If Dick Vitale was here, he'd be being forcefully restrained as this moment, so overwhelmed with glee would he be. You see, Nolan Smith stayed in school for four years, where he had fun and learned the game. It is only possible to have fun and learn the game by staying in school. Everyone knows that things are only fun to do when you do them for free, having others profit greatly off of your abilities while you see none of the monetary rewards. And of course, the only way to truly learn the game is to play considerably less of it, while having to divide your time with a completely unnecessary degree that you won't ever need that serves only to take away time that could be spent learning the game. College basketball, truly, is the only way to learn. No one ever learns outside of college. (Unless you're Jonas Valanciunas, Jan Vesely, or any other non-collegiate player picked tonight. Or any of the thousands of players to have improved markedly once they joined the NBA. But they just got lucky.)

Stu's trivia sheet again comes through in the clutch, revealing that Nolan Smith has a tattoo of his father's face on his arm. Which is weird.

Read full article

June 9, 2011

Stage 4: Drafting Nolan Smith.

There follows Jay Williams's statistics from his junior season at Duke.

21.3 points
3.5 rebounds
5.3 assists
3.7 turnovers
2.2 steals
.457 FG%
.676 FT%
.383 3PT%

And there now follows Nolan Smith's statistics from his senior season at Duke.

20.6 points
4.5 rebounds
5.1 assists
3.2 turnovers
1.2 steals
.458 FG%
.813 FT%
.350 3PT

There's not a lot in that.

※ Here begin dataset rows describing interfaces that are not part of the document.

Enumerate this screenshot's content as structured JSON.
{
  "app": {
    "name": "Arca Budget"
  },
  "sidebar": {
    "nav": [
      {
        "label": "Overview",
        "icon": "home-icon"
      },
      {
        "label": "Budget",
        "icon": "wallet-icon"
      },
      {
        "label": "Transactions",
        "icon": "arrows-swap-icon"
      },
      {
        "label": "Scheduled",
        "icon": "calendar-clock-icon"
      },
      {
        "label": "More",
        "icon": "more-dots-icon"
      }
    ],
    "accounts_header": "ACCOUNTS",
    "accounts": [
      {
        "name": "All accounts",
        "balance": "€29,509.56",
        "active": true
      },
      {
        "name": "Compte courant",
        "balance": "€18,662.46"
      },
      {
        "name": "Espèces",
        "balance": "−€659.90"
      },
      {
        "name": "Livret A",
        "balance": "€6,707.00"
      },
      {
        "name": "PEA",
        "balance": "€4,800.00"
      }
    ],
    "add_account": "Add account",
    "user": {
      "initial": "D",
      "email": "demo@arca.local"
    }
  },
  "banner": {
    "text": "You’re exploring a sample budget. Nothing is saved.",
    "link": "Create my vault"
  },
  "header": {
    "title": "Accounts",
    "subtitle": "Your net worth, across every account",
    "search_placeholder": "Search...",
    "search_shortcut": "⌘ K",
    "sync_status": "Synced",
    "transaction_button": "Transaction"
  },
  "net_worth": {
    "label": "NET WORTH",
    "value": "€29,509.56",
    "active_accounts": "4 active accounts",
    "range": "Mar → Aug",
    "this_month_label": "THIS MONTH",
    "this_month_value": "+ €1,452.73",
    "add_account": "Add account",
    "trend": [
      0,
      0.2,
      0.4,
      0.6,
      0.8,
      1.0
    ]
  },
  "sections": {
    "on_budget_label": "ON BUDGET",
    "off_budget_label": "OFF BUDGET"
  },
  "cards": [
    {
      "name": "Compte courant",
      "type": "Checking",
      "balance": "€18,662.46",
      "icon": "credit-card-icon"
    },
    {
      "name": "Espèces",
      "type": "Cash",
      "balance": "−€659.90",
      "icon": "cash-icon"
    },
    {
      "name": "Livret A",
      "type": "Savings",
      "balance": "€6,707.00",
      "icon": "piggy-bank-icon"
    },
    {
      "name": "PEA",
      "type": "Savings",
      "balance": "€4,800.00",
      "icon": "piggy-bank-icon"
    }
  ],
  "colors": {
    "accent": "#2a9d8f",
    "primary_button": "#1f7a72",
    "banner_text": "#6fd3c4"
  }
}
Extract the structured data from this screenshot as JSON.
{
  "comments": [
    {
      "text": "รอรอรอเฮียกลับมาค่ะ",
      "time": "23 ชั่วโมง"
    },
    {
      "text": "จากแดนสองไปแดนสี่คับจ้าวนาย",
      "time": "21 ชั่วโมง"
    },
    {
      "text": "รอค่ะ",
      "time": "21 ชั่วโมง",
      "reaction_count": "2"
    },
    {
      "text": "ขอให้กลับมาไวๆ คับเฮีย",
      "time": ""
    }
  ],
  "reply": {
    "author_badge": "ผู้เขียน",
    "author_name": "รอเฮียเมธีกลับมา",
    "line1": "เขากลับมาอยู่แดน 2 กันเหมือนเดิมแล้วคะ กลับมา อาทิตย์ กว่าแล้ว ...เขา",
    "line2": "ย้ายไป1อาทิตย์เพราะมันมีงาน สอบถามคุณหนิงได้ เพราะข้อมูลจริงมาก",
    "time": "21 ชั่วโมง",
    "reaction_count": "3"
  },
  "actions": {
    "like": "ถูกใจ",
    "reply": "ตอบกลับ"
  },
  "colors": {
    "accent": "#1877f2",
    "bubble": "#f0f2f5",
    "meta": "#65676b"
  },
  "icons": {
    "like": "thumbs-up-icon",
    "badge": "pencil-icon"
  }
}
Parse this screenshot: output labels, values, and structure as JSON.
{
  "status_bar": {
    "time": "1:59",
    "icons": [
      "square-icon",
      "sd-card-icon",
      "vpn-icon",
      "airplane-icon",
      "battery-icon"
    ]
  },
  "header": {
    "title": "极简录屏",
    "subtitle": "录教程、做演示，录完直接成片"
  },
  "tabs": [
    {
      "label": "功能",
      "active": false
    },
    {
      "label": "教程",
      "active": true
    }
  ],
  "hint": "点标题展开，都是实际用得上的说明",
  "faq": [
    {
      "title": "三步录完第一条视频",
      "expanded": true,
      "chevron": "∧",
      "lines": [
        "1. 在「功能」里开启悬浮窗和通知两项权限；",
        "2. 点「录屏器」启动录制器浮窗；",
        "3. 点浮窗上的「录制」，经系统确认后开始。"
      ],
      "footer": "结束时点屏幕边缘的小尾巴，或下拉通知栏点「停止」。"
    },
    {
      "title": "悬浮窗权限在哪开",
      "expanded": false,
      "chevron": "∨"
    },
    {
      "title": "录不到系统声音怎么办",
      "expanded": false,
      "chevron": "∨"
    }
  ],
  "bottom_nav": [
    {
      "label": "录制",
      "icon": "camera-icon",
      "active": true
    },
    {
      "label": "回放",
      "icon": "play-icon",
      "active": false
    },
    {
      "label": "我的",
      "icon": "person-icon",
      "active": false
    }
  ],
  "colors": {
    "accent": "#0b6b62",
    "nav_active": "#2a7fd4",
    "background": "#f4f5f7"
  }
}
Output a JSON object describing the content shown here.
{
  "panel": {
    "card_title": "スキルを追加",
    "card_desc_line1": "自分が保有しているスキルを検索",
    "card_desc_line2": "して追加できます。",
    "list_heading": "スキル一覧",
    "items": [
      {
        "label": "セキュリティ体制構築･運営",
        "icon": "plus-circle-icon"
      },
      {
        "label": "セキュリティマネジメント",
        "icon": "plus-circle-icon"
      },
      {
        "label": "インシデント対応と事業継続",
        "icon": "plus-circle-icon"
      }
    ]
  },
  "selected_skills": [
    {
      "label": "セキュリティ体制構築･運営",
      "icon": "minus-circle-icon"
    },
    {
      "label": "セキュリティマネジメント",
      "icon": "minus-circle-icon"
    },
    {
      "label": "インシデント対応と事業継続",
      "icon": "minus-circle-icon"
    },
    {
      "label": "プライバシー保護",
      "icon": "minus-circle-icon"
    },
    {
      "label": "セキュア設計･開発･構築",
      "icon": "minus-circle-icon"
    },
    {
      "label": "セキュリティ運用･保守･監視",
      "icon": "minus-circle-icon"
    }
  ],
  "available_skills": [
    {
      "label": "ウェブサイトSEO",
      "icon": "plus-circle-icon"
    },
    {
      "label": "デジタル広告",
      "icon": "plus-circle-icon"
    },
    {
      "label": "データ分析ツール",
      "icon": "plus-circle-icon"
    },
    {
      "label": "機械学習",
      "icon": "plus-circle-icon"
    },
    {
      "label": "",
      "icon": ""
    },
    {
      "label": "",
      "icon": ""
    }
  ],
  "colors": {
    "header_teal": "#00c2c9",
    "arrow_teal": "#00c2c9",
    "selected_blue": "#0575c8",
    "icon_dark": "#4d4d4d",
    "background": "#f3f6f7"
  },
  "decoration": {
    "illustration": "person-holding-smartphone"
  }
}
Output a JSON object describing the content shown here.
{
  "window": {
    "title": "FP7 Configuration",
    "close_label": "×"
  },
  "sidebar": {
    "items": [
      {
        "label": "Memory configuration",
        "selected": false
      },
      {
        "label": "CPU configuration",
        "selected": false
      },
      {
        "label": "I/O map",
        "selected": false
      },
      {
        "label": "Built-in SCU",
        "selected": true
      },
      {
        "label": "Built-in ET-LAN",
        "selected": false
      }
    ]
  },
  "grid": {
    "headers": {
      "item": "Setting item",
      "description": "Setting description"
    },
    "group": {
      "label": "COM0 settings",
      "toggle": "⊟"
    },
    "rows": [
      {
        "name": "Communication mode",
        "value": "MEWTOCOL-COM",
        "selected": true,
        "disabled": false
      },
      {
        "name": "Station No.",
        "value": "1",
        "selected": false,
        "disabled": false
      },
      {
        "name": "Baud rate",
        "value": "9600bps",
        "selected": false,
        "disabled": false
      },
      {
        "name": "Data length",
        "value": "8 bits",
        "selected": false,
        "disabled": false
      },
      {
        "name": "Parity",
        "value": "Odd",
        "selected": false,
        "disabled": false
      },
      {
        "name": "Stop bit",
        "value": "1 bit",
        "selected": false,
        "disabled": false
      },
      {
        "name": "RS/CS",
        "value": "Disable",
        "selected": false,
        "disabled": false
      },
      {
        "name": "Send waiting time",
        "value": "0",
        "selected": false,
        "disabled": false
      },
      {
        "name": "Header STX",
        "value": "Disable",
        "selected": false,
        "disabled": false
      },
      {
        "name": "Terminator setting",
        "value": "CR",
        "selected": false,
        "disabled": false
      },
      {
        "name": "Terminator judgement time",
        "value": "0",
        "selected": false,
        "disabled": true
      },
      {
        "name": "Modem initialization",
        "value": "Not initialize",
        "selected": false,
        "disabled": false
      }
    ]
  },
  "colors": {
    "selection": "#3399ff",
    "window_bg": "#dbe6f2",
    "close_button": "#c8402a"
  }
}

But in terms of stock, they seem to be polar opposites. Jay was the surefire number 1 overall pick who ended up going number 2, while Nolan Smith is fighting to get into the first round. It seems strange.

Smith doesn't have Williams's blazing speed, and thus does not have his blazing potential. But he also doesn't have many weaknesses. The jumpshot is OK. The defense is good. The transition game is excellent. The mid-range game is strong, the decision making good, the driving to the basket adept. The ball handling is solid, the point guard size great, the athleticism sufficient. Smith may lack for a true position - he's not a point guard, nor a shooting guard. He's either neither or he's both, depending upon the favourability of your perspective. But he's a solid NBA player.

More importantly, he's a Bullsy solid NBA player. Big program, high IQ, defensive-minded, and completely flairless? In their wheelhouse.

Read full article